up to 100mm above external surfaces such as car parks, grassed areas, or hard standings; a wire cage or similar guard should be provided to both prevent contact with discharge and protect the outlet from damage, whilst maintaining visibility
at high level into a hopper and downpipe of a material, such as cast iron, appropriate for a hot water discharge with the end of the discharge pipe clearly visible
onto a flat roof or pitched roof clad in a material capable of withstanding high temperature discharges of water, such as slate/clay/concrete tiles or metal sheet, with the discharge point a minimum of 3m from any plastic guttering system that would collect such discharges.
Discharge at high level may be possible if the discharge outlet is terminated in such a way as to direct the flow of water against the external face of a wall. However evidence of the minimum height of the outlet above any surface to which people have access and the distance needed to reduce the discharge to a non-scalding level should be established by test or otherwise.
Any vent or overflow pipe of a hot water system should be positioned so that any discharge will not endanger anyone inside or outside the building.
The discharge point of such pipework should be provided in accordance with the guidance given for termination in clause 4.9.3.
Guidance to the Water Byelaws recommends that, to prevent the development of Legionella or similar pathogens, hot water within a storage vessel should be stored at a temperature of not less than 60ºC and distributed at a temperature of not less than 55ºC.
If water is supplied at high temperature from any source, there is a danger of scalding to building users. Risk of severe injury increases proportionally with increase in temperature and with extent of contact.
To prevent scalding, the temperature of hot water, at point of delivery to a bath or bidet, should not exceed 48ºC.
A device or system limiting water temperature should not compromise the principal means of providing protection from the risk of Legionella. It should allow flexibility in setting of a delivery temperature, up to a maximum of 48ºC, in a form that is not easily altered by building users. This will allow reduction of temperature where, for example, facilities are used by those more at risk from injury, such as elderly people or unsupervised children.

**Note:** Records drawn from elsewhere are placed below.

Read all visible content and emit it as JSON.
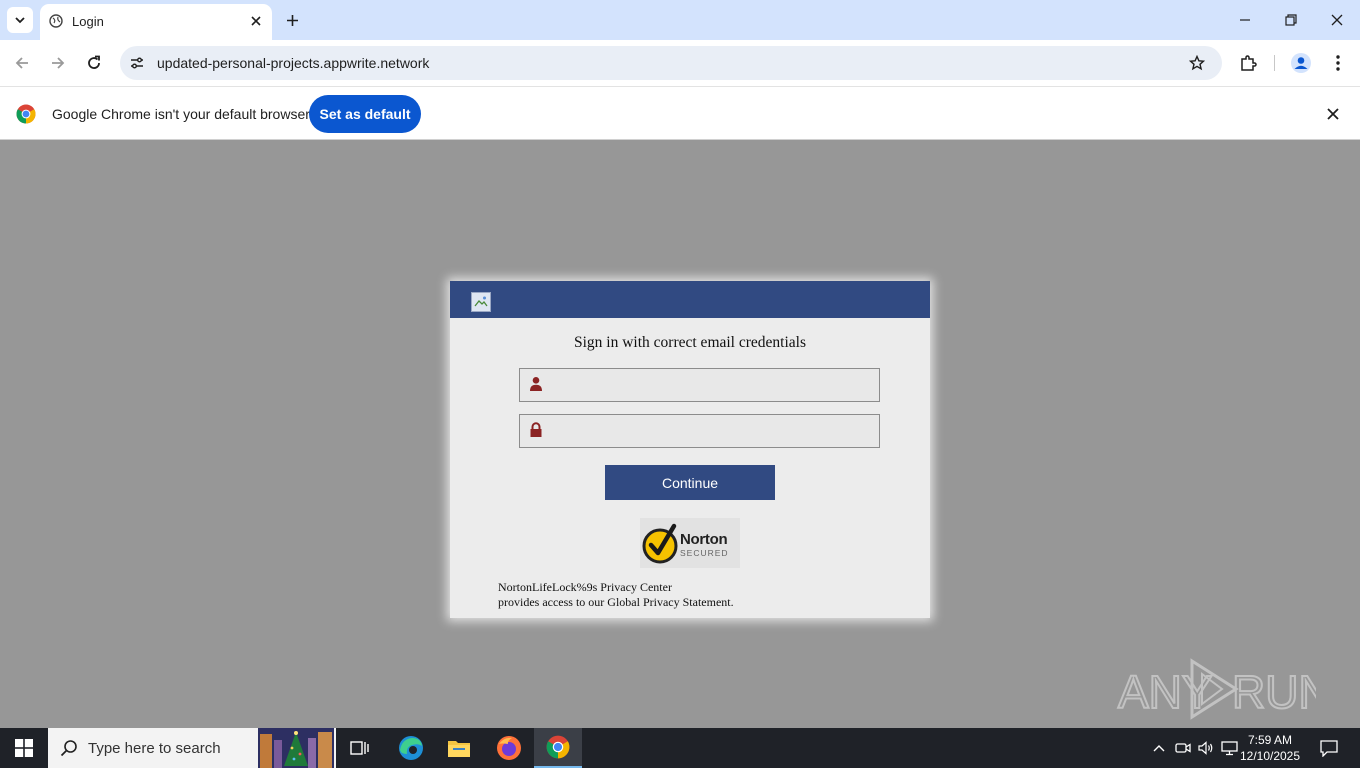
{
  "browser": {
    "tab": {
      "title": "Login"
    },
    "address_bar": {
      "url": "updated-personal-projects.appwrite.network"
    },
    "infobar": {
      "message": "Google Chrome isn't your default browser",
      "button_label": "Set as default"
    }
  },
  "login_form": {
    "heading": "Sign in with correct email credentials",
    "email_field": {
      "value": "",
      "placeholder": ""
    },
    "password_field": {
      "value": "",
      "placeholder": ""
    },
    "continue_label": "Continue",
    "badge": {
      "brand": "Norton",
      "subtext": "SECURED"
    },
    "privacy_line1": "NortonLifeLock%9s Privacy Center",
    "privacy_line2": "provides access to our Global Privacy Statement."
  },
  "watermark": {
    "text": "ANY RUN"
  },
  "taskbar": {
    "search_placeholder": "Type here to search",
    "clock": {
      "time": "7:59 AM",
      "date": "12/10/2025"
    }
  },
  "colors": {
    "page_overlay": "#979797",
    "card_header": "#314a82",
    "button_primary": "#314a82",
    "chrome_accent": "#0b57d0",
    "tabstrip": "#d3e3fd",
    "field_icon": "#8b2323"
  },
  "icons": {
    "tab": [
      "tab-search-icon",
      "globe-icon",
      "close-icon",
      "plus-icon"
    ],
    "window": [
      "minimize-icon",
      "restore-icon",
      "close-icon"
    ],
    "toolbar": [
      "back-arrow-icon",
      "forward-arrow-icon",
      "reload-icon",
      "site-info-icon",
      "star-icon",
      "extensions-icon",
      "profile-icon",
      "kebab-menu-icon"
    ],
    "form": [
      "user-icon",
      "lock-icon",
      "broken-image-icon",
      "norton-check-icon"
    ],
    "taskbar": [
      "windows-logo-icon",
      "search-icon",
      "task-view-icon",
      "edge-icon",
      "file-explorer-icon",
      "firefox-icon",
      "chrome-icon",
      "chevron-up-icon",
      "meet-now-icon",
      "volume-icon",
      "network-icon",
      "notification-icon"
    ]
  }
}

Where both hot and cold water are supplied to a facility, the above may be achieved by use of a thermostatic mixing valve (TMV) or fitting complying with BS EN 1111: 1999 or BS EN 1287: 1999, fitted as close to the point of delivery as practicable. Guidance on the installation, use and maintenance of thermostatic mixing valves and fittings for domestic-scale applications may be found in BRE information Paper IP 14/03 or from the Thermostatic Mixing Valve Association (TMVA).
Where a dwelling is altered or extended, but not converted, and new sanitary facilities are provided, some primary heat sources, such as older combination boilers, may not be suited to temperature control in the manner given above. In such cases, advice should be sought from equipment manufacturers on compatible means of limiting hot water temperature to controlled facilities.

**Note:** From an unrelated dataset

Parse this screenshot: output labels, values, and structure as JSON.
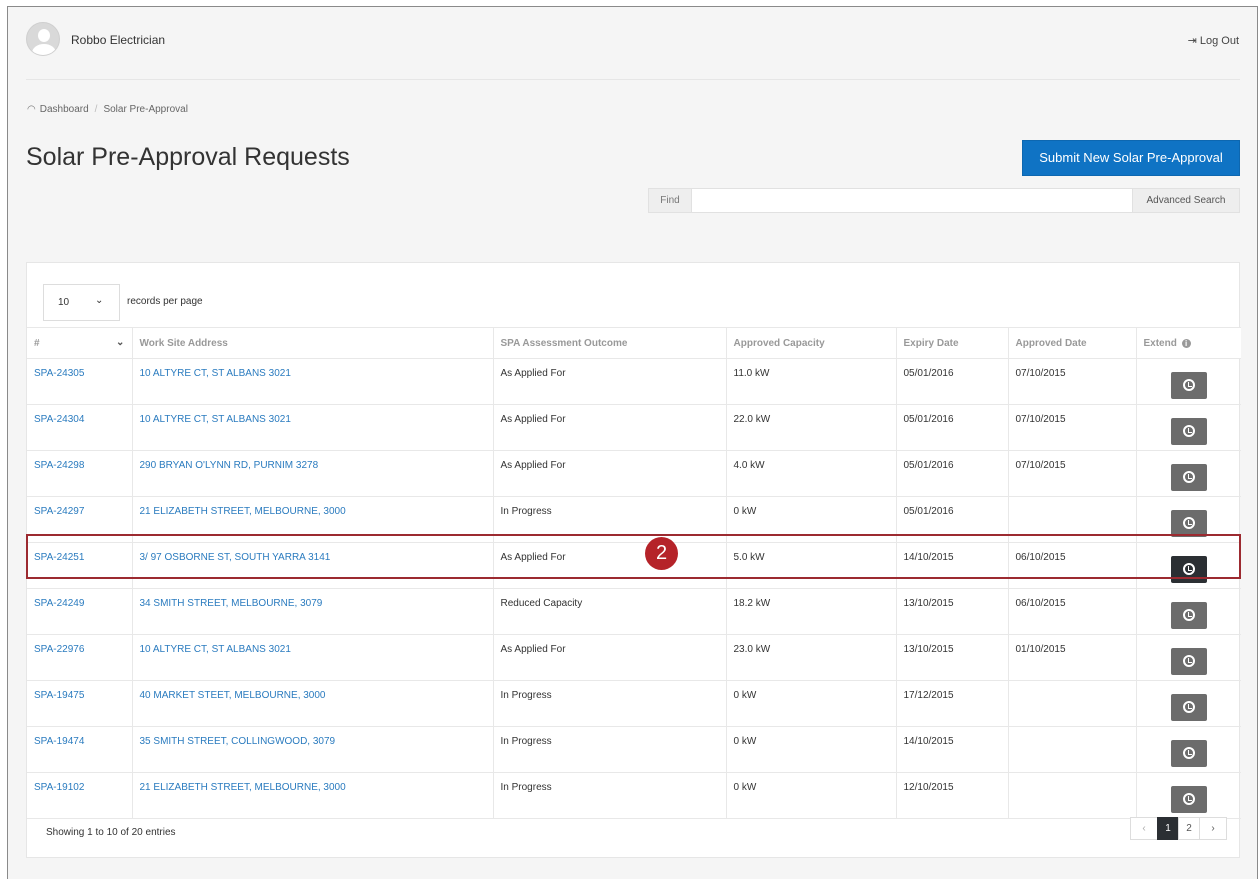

The non-domestic Handbook should be referred to for duties under Health & Safety legislation relevant to any part of a dwelling used as a place of work.